Inside New York City's Digital City Hall
BY Nick Judd | Tuesday, February 15 2011
New Yorkers may soon be able to send complaints via text message, the city's commissioner of the city Department of Information Technology and Telecommunications, Carole Post, said at a Social Media Week event on Friday.
SMS is "on the horizon" for New York City's 311 service, she said during a panel presentation with city Economic Development Corporation President Seth Pinsky and the city's new chief digital officer, Rachel Sterne.
When Post focused on complaints, Pinsky quickly interjected: "Complaints, inquiries, or compliments."
The crowd in the room, an audience of about 200 in an event space below ground level at the Paley Center for Media in midtown Manhattan, laughed appreciatively.
The city officials spoke at a panel titled "Open Government and The Transformation of New York City's Digital Environment," which was a bit of an ambitious ring to give to an event which, more than anything else, seemed an opportunity for the trio to introduce the city's initial stabs at public participation online as well-intentioned even if the bureaucracy does not fully understand the world they're getting themselves into.
Playing off a misstep by the moderator, who mistakenly said that Sterne has been with the city for three years — it's been three weeks — Post repeatedly said she wished Sterne had been there that long. For her part, Sterne described a community of social media managers inside government teaching themselves more technical skills, like programming, and indicated that part of her job would be identifying and connecting people like them inside government.
"We're getting there," Post said in answer to a question about crowdsourcing. "We're there in some respects. It's a place where we need to go and where we will go."
She said that initial pilot projects were in the works in the city, first to crowdsource ideas internally. The city is also on the roster to get an iteration of the "Give a Minute" campaign, a collaboration with the non-profit CEOs for Cities that will deliver a platform for New Yorkers to submit ideas to the city. The New York implementation is different from implementations in other cities in that it allows citizens to form groups around one another's ideas, which are viewed on a map. The basic principle is the same, however: The project works because principals inside the city's power structure make a commitment to read and respond to a selection of the ideas, which will all be tied to a central theme.
Post and Pinsky also double-teamed the city's single best showing in the open-government realm, the New York City DataMine, a central portal for machine-readable data made available to the public. The city's second annual contest for apps built on top of that data, the BigApps contest, is well under way. Pinsky described the argument, familiar to techPresident readers, that applications built on government data can be an economic boon. He also described the EDC's efforts to foster the technology community in New York City, including its collaboration on an incubator space, General Assembly.

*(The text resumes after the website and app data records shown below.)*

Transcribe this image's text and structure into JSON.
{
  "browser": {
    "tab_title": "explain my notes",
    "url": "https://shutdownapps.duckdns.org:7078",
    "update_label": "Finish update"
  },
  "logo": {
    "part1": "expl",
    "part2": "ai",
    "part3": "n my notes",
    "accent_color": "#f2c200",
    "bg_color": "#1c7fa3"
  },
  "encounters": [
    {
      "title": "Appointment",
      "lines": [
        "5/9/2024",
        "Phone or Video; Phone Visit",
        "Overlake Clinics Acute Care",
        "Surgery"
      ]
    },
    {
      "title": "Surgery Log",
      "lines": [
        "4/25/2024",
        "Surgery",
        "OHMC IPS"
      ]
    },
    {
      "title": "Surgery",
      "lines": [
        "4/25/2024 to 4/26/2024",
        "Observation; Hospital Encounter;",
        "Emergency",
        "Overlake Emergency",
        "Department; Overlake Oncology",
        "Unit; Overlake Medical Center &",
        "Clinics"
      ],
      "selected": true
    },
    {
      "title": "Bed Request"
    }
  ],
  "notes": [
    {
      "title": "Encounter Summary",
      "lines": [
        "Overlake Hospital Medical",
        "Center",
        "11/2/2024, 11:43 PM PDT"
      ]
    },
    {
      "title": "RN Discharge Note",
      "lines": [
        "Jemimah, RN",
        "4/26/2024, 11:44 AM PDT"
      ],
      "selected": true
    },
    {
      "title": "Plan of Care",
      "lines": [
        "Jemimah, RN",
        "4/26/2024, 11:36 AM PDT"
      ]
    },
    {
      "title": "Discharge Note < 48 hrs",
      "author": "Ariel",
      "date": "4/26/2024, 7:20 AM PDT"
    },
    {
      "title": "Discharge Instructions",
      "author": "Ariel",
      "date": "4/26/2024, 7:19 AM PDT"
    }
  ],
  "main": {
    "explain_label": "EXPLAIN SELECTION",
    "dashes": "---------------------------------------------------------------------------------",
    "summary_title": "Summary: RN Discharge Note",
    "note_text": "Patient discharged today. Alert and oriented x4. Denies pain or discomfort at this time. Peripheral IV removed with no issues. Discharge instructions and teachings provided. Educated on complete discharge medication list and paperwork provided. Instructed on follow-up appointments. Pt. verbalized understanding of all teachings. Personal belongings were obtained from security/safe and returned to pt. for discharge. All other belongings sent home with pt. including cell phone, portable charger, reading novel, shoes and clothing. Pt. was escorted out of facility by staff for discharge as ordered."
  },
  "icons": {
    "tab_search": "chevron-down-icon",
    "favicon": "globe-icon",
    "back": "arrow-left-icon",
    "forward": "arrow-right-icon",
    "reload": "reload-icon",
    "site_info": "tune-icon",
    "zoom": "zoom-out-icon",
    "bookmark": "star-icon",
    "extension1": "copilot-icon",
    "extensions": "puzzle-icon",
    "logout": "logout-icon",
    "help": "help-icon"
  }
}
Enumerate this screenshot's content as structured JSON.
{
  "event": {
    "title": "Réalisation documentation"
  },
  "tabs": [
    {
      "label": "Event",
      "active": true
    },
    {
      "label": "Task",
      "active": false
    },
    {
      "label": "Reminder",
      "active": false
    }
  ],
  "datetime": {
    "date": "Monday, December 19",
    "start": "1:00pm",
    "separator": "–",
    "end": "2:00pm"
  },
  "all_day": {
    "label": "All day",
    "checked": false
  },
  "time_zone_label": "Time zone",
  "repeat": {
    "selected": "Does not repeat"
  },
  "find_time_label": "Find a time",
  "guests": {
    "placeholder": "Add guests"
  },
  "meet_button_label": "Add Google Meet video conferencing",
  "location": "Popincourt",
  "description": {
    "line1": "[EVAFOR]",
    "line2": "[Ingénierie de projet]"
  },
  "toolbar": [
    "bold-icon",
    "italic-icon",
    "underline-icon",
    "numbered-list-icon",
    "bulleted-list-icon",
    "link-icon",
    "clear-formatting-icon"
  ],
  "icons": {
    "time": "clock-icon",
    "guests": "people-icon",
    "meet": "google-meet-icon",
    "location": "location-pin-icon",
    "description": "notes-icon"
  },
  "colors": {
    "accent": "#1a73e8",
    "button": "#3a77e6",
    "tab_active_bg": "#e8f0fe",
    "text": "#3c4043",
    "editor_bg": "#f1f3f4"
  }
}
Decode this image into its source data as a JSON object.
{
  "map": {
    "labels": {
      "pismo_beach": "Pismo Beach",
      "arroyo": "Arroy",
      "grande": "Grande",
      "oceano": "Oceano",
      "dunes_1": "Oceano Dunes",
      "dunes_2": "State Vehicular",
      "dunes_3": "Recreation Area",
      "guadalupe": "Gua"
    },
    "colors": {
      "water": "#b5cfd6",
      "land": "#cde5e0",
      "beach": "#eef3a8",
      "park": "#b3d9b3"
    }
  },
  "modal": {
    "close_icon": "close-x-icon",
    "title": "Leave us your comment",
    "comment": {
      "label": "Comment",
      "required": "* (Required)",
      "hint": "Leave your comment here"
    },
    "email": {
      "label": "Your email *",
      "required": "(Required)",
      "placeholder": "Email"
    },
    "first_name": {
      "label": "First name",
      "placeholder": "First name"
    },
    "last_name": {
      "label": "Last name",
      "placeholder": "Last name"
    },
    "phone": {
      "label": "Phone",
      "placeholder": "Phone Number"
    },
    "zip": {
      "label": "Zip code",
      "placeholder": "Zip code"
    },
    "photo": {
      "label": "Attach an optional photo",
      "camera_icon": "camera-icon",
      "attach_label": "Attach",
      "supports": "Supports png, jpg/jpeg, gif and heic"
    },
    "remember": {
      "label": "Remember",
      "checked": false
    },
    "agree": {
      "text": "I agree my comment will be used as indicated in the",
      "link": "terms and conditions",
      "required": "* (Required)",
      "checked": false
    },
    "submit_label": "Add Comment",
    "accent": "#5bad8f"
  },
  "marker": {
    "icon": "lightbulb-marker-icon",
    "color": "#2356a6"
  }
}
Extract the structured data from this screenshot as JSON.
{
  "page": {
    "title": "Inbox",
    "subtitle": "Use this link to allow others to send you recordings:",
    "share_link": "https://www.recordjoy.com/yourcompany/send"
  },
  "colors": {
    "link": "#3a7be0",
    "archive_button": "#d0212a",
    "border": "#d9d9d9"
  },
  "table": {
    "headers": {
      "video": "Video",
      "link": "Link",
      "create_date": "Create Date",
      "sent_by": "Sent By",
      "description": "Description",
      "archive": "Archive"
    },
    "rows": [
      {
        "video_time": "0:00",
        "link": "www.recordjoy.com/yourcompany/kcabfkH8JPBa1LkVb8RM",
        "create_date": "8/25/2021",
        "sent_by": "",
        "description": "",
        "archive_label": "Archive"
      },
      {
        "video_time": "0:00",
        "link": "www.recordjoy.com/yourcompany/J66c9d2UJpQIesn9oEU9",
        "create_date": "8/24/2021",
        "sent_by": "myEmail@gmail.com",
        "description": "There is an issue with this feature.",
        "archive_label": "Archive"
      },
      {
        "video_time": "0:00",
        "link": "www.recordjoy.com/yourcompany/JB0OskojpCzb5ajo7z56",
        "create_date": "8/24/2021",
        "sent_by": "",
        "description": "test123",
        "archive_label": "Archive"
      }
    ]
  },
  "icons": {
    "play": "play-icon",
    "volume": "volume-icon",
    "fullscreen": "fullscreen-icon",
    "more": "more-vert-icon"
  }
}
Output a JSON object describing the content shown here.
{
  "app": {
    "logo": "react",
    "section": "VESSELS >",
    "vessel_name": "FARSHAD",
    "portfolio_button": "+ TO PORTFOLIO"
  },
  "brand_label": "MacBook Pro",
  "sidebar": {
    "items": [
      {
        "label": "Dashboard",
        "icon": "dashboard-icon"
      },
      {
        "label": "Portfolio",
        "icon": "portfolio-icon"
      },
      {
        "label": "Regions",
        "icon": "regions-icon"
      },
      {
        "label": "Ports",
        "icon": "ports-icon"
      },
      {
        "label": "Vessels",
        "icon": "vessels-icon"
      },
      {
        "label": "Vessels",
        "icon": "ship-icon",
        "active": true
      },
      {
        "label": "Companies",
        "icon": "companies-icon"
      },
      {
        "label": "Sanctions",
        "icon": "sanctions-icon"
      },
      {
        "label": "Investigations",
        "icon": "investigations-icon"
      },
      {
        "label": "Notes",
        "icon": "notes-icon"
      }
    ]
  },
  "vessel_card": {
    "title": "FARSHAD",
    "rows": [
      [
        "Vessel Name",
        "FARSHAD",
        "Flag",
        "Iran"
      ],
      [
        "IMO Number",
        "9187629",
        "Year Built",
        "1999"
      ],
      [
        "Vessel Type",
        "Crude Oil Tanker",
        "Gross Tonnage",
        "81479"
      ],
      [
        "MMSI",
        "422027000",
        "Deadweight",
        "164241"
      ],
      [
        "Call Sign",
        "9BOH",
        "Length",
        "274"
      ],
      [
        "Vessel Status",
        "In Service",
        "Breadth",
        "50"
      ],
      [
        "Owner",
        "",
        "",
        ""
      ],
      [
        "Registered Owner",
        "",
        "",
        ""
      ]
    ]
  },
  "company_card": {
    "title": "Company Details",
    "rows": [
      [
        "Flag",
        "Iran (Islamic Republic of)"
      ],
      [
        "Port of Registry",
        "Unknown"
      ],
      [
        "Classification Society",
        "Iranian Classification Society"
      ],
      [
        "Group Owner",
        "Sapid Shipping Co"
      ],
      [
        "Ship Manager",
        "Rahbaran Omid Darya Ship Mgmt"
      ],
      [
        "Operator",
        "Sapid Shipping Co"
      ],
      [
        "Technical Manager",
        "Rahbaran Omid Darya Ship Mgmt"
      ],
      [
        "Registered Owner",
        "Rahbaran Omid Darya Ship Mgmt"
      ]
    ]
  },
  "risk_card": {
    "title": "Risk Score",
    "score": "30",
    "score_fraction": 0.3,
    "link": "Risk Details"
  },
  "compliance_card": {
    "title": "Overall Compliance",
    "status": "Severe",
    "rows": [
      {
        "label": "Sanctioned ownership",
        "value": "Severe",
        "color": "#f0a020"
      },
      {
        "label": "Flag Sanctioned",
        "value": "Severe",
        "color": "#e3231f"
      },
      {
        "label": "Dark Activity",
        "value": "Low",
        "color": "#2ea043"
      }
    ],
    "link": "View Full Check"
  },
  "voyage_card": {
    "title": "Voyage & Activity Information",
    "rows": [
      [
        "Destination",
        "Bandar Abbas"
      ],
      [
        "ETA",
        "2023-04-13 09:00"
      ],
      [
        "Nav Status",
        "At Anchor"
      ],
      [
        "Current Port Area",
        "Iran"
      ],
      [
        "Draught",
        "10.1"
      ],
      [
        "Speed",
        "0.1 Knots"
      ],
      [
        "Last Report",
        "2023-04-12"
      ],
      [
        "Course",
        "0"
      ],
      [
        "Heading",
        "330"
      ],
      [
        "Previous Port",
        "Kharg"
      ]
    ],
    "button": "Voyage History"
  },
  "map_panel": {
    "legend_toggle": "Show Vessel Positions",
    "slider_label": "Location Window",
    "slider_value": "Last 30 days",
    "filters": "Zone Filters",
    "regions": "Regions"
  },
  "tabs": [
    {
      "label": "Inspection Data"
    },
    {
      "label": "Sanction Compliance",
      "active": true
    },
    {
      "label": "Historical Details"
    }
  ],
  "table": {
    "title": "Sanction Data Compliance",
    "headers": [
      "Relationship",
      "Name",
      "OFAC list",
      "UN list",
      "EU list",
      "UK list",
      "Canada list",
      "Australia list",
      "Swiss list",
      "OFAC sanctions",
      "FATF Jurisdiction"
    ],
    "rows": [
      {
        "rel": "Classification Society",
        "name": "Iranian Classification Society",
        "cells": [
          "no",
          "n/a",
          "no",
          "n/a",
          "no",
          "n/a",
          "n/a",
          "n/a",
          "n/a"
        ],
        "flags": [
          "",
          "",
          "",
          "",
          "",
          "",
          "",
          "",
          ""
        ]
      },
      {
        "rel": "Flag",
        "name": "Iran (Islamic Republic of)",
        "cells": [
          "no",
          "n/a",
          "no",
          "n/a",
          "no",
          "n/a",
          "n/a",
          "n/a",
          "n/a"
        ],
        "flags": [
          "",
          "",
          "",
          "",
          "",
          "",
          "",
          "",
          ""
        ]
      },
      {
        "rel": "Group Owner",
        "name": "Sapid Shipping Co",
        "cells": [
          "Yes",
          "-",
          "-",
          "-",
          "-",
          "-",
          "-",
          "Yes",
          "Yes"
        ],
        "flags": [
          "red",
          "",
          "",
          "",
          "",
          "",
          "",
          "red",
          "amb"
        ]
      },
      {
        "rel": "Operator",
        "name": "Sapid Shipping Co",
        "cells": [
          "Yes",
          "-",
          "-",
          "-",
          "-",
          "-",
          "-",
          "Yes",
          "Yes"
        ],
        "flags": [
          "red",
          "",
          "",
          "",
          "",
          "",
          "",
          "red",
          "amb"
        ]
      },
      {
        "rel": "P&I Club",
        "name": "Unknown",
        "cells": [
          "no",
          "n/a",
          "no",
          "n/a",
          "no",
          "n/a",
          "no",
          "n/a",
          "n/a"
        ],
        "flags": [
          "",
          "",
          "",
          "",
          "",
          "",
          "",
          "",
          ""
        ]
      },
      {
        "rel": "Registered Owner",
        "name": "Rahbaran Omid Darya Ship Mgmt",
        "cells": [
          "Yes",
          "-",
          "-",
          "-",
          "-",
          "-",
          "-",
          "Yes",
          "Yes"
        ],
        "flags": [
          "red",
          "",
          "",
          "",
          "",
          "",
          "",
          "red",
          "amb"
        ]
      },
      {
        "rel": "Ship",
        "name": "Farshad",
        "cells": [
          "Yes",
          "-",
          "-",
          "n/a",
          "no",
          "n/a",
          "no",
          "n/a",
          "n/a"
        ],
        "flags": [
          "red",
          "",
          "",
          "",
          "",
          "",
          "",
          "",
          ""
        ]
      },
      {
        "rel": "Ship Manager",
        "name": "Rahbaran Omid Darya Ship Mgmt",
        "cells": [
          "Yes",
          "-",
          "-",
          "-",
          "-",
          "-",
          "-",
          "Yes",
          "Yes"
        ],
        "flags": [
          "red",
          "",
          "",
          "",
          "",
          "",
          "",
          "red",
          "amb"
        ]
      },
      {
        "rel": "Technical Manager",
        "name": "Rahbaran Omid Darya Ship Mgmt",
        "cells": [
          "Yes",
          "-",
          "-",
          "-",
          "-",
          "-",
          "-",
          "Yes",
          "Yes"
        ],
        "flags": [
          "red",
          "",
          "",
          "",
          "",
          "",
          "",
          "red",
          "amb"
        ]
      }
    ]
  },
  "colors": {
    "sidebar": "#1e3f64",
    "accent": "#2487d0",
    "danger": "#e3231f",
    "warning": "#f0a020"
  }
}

Pinsky also mentioned reforms to the way the Industrial Development Agency, an arm of the EDC that procures tax-exempt bond financing for some major projects in the city, handles and releases its own data. IDA meetings — which are in many cases a first glance at how the city proposes to use public financing for neighborhood-altering projects that promise substantial benefit to private developers and thus, by all rights, should be less opaque — are now broadcast live over the Internet, for example. The EDC also releases more data about projects that are up for consideration — although they are still released as machine-unfriendly PDFs — and has started up email lists for people interested in getting the data.
Oh, and they have a tumblr.
If all of this seems light on input from Sterne, who is probably the city's newest C-level employee, that's because it kind of was. She's been there three weeks and her first responsibility is to take three months to compile a report on what the city is doing already, with initiatives like the ones that Pinsky's and Post's staffs are working on.
How she does that from the Office of Media an Entertainment, where she draws a six-figure and has a C-level title despite managing no staff, is not clear to many. Because she's young (27), has no real public sector experience and comes from a private enterprise, GroundReport, that was not particularly financially successful, she took lots of flak when she was hired.
In her remarks, Sterne reiterated her role as she's already described it: Coordinate the city's social media efforts, improve the "customer experience" for New Yorkers interacting with their local government online, and reach out to "startups, or large technology companies, or developers" looking to build on city data or partner with government. Besides backing General Assembly, the city also supports a sort of think-tank/do-tank/academia collaboration around digital media.
"In the first three weeks, it's been amazing to see the innovation that is happening," Sterne said, "to see the social media managers who are teaching themself how to code and teaching themselves new languages."
And despite her critics, Sterne is well-connected in the New York City technology scene, where "fail fast" is a mantra and there's no disgrace to be had in trying something that didn't work so long as you make fixes and try again. Personal Democracy Forum's founder, Andrew Rasiej, has also been a vocal supporter of hers.
Sterne's report should be due sometime in March.